### Requirement
Each line of the data below containing "screenshot" needs to be listed.

### Interface dataset entries
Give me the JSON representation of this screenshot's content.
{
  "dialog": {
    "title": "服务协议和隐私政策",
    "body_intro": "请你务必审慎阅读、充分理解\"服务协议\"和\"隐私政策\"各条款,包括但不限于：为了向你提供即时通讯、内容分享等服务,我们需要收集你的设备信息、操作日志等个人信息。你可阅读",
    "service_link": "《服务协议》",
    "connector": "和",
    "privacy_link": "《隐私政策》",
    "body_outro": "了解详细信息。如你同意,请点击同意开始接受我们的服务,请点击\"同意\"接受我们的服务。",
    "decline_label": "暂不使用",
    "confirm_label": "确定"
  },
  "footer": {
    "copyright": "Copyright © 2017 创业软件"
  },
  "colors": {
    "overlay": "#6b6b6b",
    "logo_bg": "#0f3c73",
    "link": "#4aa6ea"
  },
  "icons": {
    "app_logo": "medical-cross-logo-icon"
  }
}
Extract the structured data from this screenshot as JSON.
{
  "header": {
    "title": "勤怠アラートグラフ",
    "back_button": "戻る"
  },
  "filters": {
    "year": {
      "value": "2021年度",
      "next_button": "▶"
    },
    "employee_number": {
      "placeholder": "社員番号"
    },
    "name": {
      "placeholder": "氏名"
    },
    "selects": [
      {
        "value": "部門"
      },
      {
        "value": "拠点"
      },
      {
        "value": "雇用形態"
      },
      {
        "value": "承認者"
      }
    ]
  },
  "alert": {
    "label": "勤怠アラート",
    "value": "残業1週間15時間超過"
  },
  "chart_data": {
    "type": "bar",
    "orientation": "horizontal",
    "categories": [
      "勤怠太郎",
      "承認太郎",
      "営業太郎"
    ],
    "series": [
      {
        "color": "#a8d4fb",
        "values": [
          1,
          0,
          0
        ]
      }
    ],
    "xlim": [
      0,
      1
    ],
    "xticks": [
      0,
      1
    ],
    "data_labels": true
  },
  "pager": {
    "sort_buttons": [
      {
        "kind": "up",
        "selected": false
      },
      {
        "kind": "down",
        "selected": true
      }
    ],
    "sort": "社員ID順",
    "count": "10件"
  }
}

### Answer to this task
Give me the JSON representation of this screenshot's content.
Extract the structured data from this screenshot as JSON.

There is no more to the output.